I am saying that you, as an intelligent person, need to be open to all information and facts and constantly reevaluate your positions and beliefs on EVERYTHING, even religion. If you do not open yourself up to new information and different points of view you will become sedate and stagnant in your intellectual development in regard to whatever issue you choose to put your head in the sand about.
If you are a Christian, know why YOU are a Christian. If you are a Buddhist, know why YOU are a Buddhist. If you are Jewish, know why YOU are Jewish. If you are an atheist, know WHY you are an atheist. YOU are all that matters in the arena of your life. It is your responsibility to learn from those around you, take information from everywhere, research the writings of people you agree with and disagree with, but in the end decide for yourself what you believe and believe in.
It is truly the most important decision YOU can make for yourself.
Does it seem to you that a lot people are speaking for God lately? Has there been some massive PR movement from Heaven to select vessels to distribute God’s message? Apparently, everyone around me has Jesus’ cell number and they text/talk a lot about what is going to happen or why something happened the way it did. There are Christian people telling me, and all of their “Friends” that the Apocalypse is at hand. No, I am not kidding… Read the rest of this entry

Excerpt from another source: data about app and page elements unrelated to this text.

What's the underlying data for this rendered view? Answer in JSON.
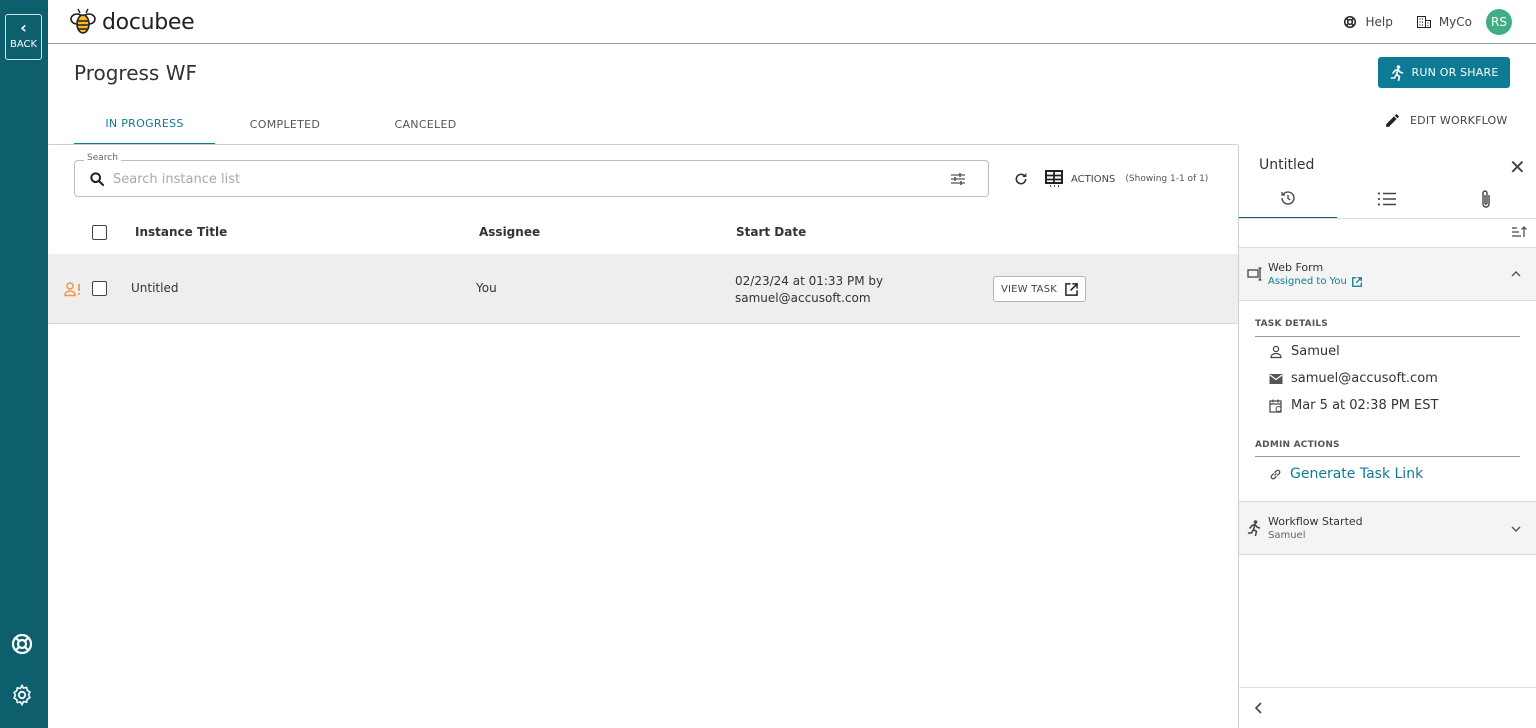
{
  "rail": {
    "back_label": "BACK"
  },
  "header": {
    "brand": "docubee",
    "help_label": "Help",
    "org_label": "MyCo",
    "avatar_initials": "RS"
  },
  "page": {
    "title": "Progress WF",
    "run_button": "RUN OR SHARE",
    "edit_workflow": "EDIT WORKFLOW",
    "tabs": [
      {
        "label": "IN PROGRESS",
        "active": true
      },
      {
        "label": "COMPLETED",
        "active": false
      },
      {
        "label": "CANCELED",
        "active": false
      }
    ]
  },
  "search": {
    "label": "Search",
    "placeholder": "Search instance list"
  },
  "toolbar": {
    "actions_label": "ACTIONS",
    "showing": "(Showing 1-1 of 1)"
  },
  "table": {
    "headers": [
      "Instance Title",
      "Assignee",
      "Start Date"
    ],
    "rows": [
      {
        "title": "Untitled",
        "assignee": "You",
        "start_date_line1": "02/23/24 at 01:33 PM by",
        "start_date_line2": "samuel@accusoft.com",
        "action": "VIEW TASK"
      }
    ]
  },
  "panel": {
    "title": "Untitled",
    "tabs": [
      "history-icon",
      "list-icon",
      "attachment-icon"
    ],
    "steps": [
      {
        "title": "Web Form",
        "subtitle": "Assigned to You",
        "expanded": true
      },
      {
        "title": "Workflow Started",
        "subtitle": "Samuel",
        "expanded": false
      }
    ],
    "task_details_label": "TASK DETAILS",
    "details": {
      "name": "Samuel",
      "email": "samuel@accusoft.com",
      "due": "Mar 5 at 02:38 PM EST"
    },
    "admin_actions_label": "ADMIN ACTIONS",
    "generate_link": "Generate Task Link"
  },
  "colors": {
    "rail": "#0e5f6e",
    "accent": "#0e7b95",
    "avatar": "#3fae84",
    "warning_icon": "#f0954a"
  }
}
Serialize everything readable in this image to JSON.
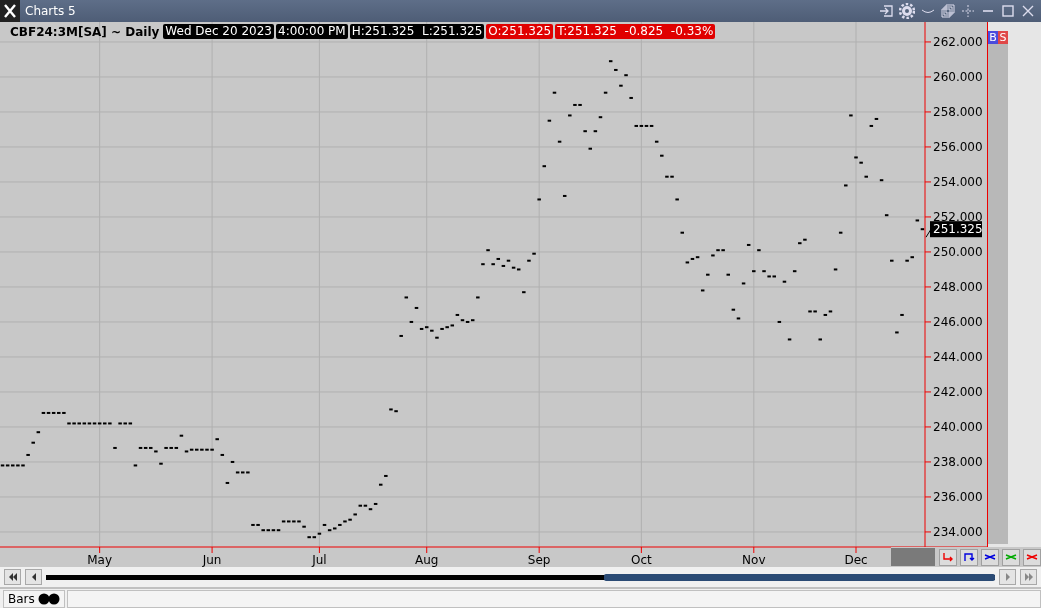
{
  "window": {
    "title": "Charts 5"
  },
  "header": {
    "symbol": "CBF24:3M[SA] ~ Daily",
    "fields": [
      {
        "text": "Wed Dec 20 2023",
        "color": "#000000"
      },
      {
        "text": "4:00:00 PM",
        "color": "#000000"
      },
      {
        "text": "H:251.325  L:251.325",
        "color": "#000000"
      },
      {
        "text": "O:251.325",
        "color": "#e00000"
      },
      {
        "text": "T:251.325  -0.825  -0.33%",
        "color": "#e00000"
      }
    ]
  },
  "price_label": "251.325",
  "side_badges": [
    {
      "text": "B",
      "color": "#4b4bdc"
    },
    {
      "text": "S",
      "color": "#e04848"
    }
  ],
  "chart_data": {
    "type": "scatter",
    "ylim": [
      233.14,
      263.14
    ],
    "grid": true,
    "yticks": [
      {
        "value": 234,
        "label": "234.000"
      },
      {
        "value": 236,
        "label": "236.000"
      },
      {
        "value": 238,
        "label": "238.000"
      },
      {
        "value": 240,
        "label": "240.000"
      },
      {
        "value": 242,
        "label": "242.000"
      },
      {
        "value": 244,
        "label": "244.000"
      },
      {
        "value": 246,
        "label": "246.000"
      },
      {
        "value": 248,
        "label": "248.000"
      },
      {
        "value": 250,
        "label": "250.000"
      },
      {
        "value": 252,
        "label": "252.000"
      },
      {
        "value": 254,
        "label": "254.000"
      },
      {
        "value": 256,
        "label": "256.000"
      },
      {
        "value": 258,
        "label": "258.000"
      },
      {
        "value": 260,
        "label": "260.000"
      },
      {
        "value": 262,
        "label": "262.000"
      }
    ],
    "categories": [
      null,
      null,
      null,
      null,
      null,
      null,
      null,
      null,
      null,
      null,
      null,
      null,
      null,
      null,
      null,
      null,
      null,
      null,
      null,
      "May",
      null,
      null,
      null,
      null,
      null,
      null,
      null,
      null,
      null,
      null,
      null,
      null,
      null,
      null,
      null,
      null,
      null,
      null,
      null,
      null,
      null,
      "Jun",
      null,
      null,
      null,
      null,
      null,
      null,
      null,
      null,
      null,
      null,
      null,
      null,
      null,
      null,
      null,
      null,
      null,
      null,
      null,
      null,
      "Jul",
      null,
      null,
      null,
      null,
      null,
      null,
      null,
      null,
      null,
      null,
      null,
      null,
      null,
      null,
      null,
      null,
      null,
      null,
      null,
      null,
      "Aug",
      null,
      null,
      null,
      null,
      null,
      null,
      null,
      null,
      null,
      null,
      null,
      null,
      null,
      null,
      null,
      null,
      null,
      null,
      null,
      null,
      null,
      "Sep",
      null,
      null,
      null,
      null,
      null,
      null,
      null,
      null,
      null,
      null,
      null,
      null,
      null,
      null,
      null,
      null,
      null,
      null,
      null,
      "Oct",
      null,
      null,
      null,
      null,
      null,
      null,
      null,
      null,
      null,
      null,
      null,
      null,
      null,
      null,
      null,
      null,
      null,
      null,
      null,
      null,
      null,
      "Nov",
      null,
      null,
      null,
      null,
      null,
      null,
      null,
      null,
      null,
      null,
      null,
      null,
      null,
      null,
      null,
      null,
      null,
      null,
      null,
      "Dec",
      null,
      null,
      null,
      null,
      null,
      null,
      null,
      null,
      null,
      null,
      null,
      null,
      null
    ],
    "series": [
      {
        "color": "#000000",
        "values": [
          237.8,
          237.8,
          237.8,
          237.8,
          237.8,
          238.4,
          239.1,
          239.7,
          240.8,
          240.8,
          240.8,
          240.8,
          240.8,
          240.2,
          240.2,
          240.2,
          240.2,
          240.2,
          240.2,
          240.2,
          240.2,
          240.2,
          238.8,
          240.2,
          240.2,
          240.2,
          237.8,
          238.8,
          238.8,
          238.8,
          238.6,
          237.9,
          238.8,
          238.8,
          238.8,
          239.5,
          238.6,
          238.7,
          238.7,
          238.7,
          238.7,
          238.7,
          239.3,
          238.4,
          236.8,
          238.0,
          237.4,
          237.4,
          237.4,
          234.4,
          234.4,
          234.1,
          234.1,
          234.1,
          234.1,
          234.6,
          234.6,
          234.6,
          234.6,
          234.3,
          233.7,
          233.7,
          233.9,
          234.4,
          234.1,
          234.2,
          234.4,
          234.6,
          234.7,
          235.0,
          235.5,
          235.5,
          235.3,
          235.6,
          236.7,
          237.2,
          241.0,
          240.9,
          245.2,
          247.4,
          246.0,
          246.8,
          245.6,
          245.7,
          245.5,
          245.1,
          245.6,
          245.7,
          245.8,
          246.4,
          246.1,
          246.0,
          246.1,
          247.4,
          249.3,
          250.1,
          249.3,
          249.6,
          249.2,
          249.5,
          249.1,
          249.0,
          247.7,
          249.5,
          249.9,
          253.0,
          254.9,
          257.5,
          259.1,
          256.3,
          253.2,
          257.8,
          258.4,
          258.4,
          256.9,
          255.9,
          256.9,
          257.7,
          259.1,
          260.9,
          260.4,
          259.5,
          260.1,
          258.8,
          257.2,
          257.2,
          257.2,
          257.2,
          256.3,
          255.5,
          254.3,
          254.3,
          253.0,
          251.1,
          249.4,
          249.6,
          249.7,
          247.8,
          248.7,
          249.8,
          250.1,
          250.1,
          248.7,
          246.7,
          246.2,
          248.2,
          250.4,
          248.9,
          250.1,
          248.9,
          248.6,
          248.6,
          246.0,
          248.3,
          245.0,
          248.9,
          250.5,
          250.7,
          246.6,
          246.6,
          245.0,
          246.4,
          246.6,
          249.0,
          251.1,
          253.8,
          257.8,
          255.4,
          255.1,
          254.3,
          257.2,
          257.6,
          254.1,
          252.1,
          249.5,
          245.4,
          246.4,
          249.5,
          249.7,
          251.8,
          251.3
        ]
      }
    ]
  },
  "bottom_tab": {
    "label": "Bars"
  }
}
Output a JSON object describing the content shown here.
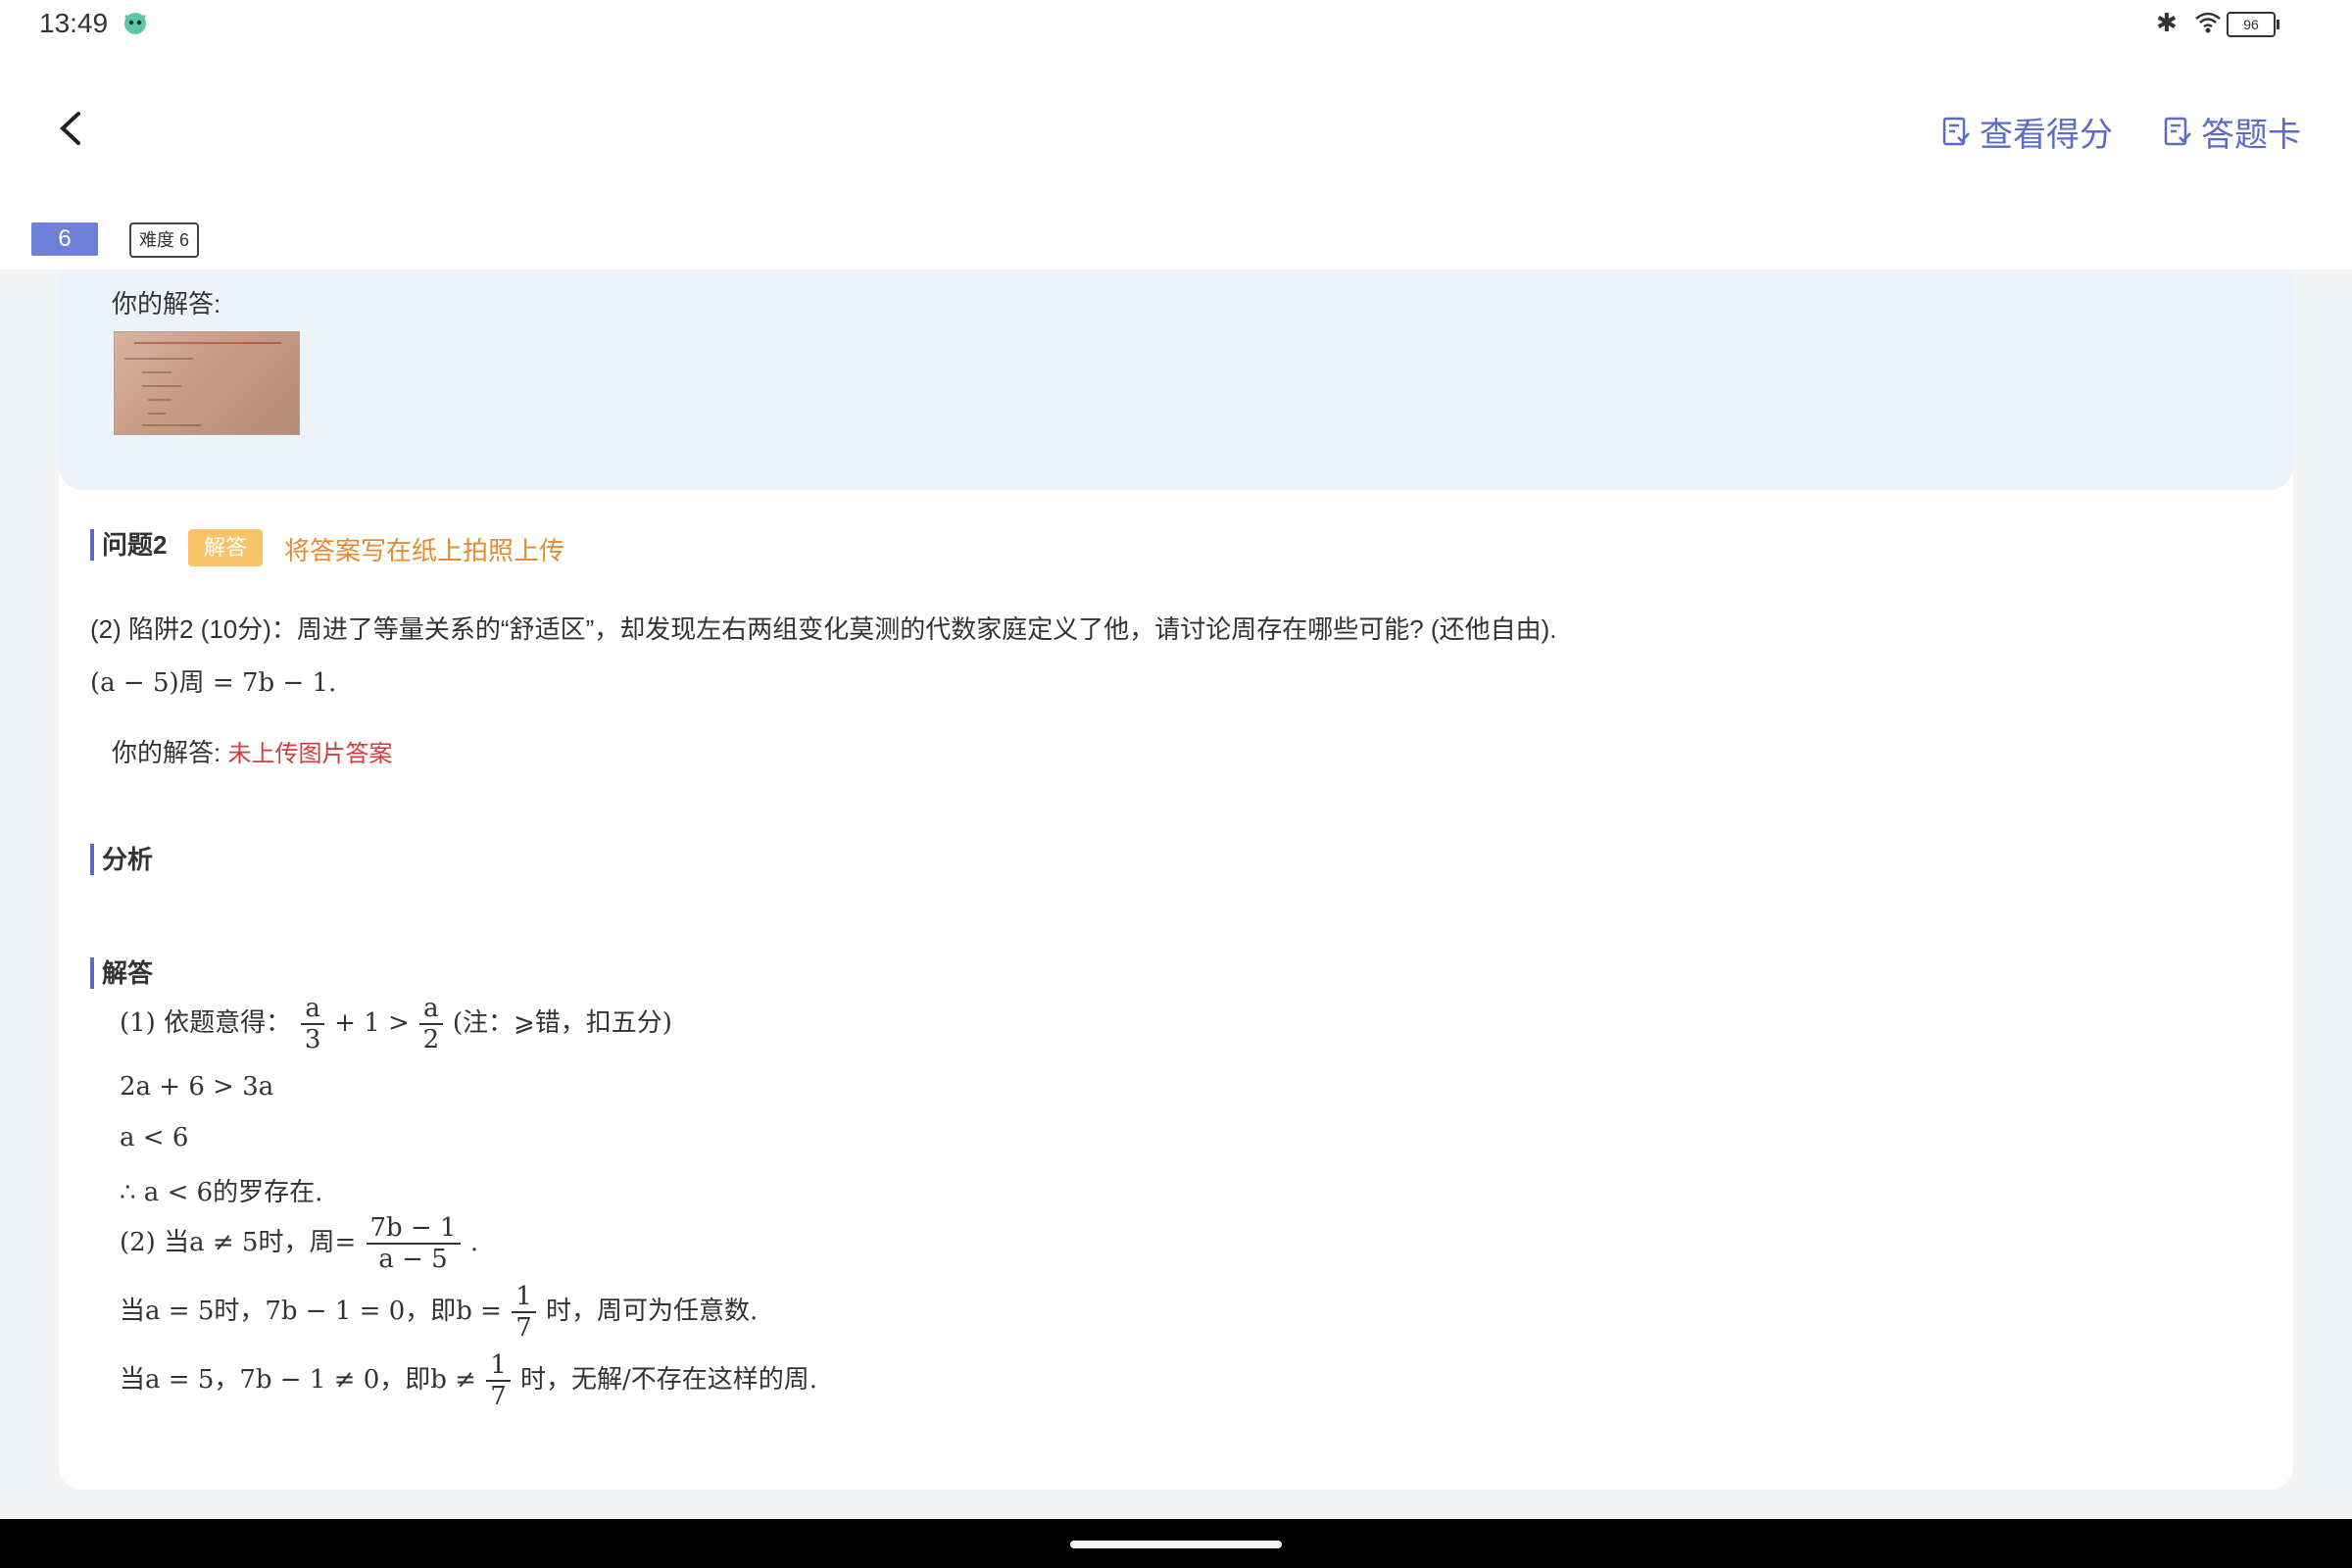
{
  "status": {
    "time": "13:49",
    "battery": "96"
  },
  "header": {
    "score_label": "查看得分",
    "card_label": "答题卡"
  },
  "question": {
    "number": "6",
    "difficulty": "难度 6"
  },
  "first_answer": {
    "label": "你的解答:"
  },
  "q2": {
    "title": "问题2",
    "tag": "解答",
    "note": "将答案写在纸上拍照上传",
    "text": "(2) 陷阱2 (10分)：周进了等量关系的“舒适区”，却发现左右两组变化莫测的代数家庭定义了他，请讨论周存在哪些可能? (还他自由).",
    "math": "(a − 5)周 = 7b − 1.",
    "answer_label": "你的解答:",
    "answer_status": "未上传图片答案"
  },
  "analysis": {
    "title": "分析"
  },
  "solution": {
    "title": "解答",
    "l1_prefix": "(1) 依题意得：",
    "l1_num1": "a",
    "l1_den1": "3",
    "l1_mid": "+ 1 >",
    "l1_num2": "a",
    "l1_den2": "2",
    "l1_suffix": "(注：⩾错，扣五分)",
    "l2": "2a + 6 > 3a",
    "l3": "a < 6",
    "l4": "∴ a < 6的罗存在.",
    "l5_prefix": "(2) 当a ≠ 5时，周=",
    "l5_num": "7b − 1",
    "l5_den": "a − 5",
    "l5_suffix": ".",
    "l6_prefix": "当a = 5时，7b − 1 = 0，即b =",
    "l6_num": "1",
    "l6_den": "7",
    "l6_suffix": "时，周可为任意数.",
    "l7_prefix": "当a = 5，7b − 1 ≠ 0，即b ≠",
    "l7_num": "1",
    "l7_den": "7",
    "l7_suffix": "时，无解/不存在这样的周."
  },
  "colors": {
    "accent": "#5b6cc8",
    "tag": "#f8c46a",
    "note": "#e98a2d",
    "error": "#d33c3c"
  }
}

I am not going to complain about the people here. I am not going to complain about the culture here. I am not going to complain about anything that I could potentially do anything about. I AM going to complain about how I am bombarded by things that I would hope most of this country is not subjected to. Here are some of the scenarios that aggravate me the most.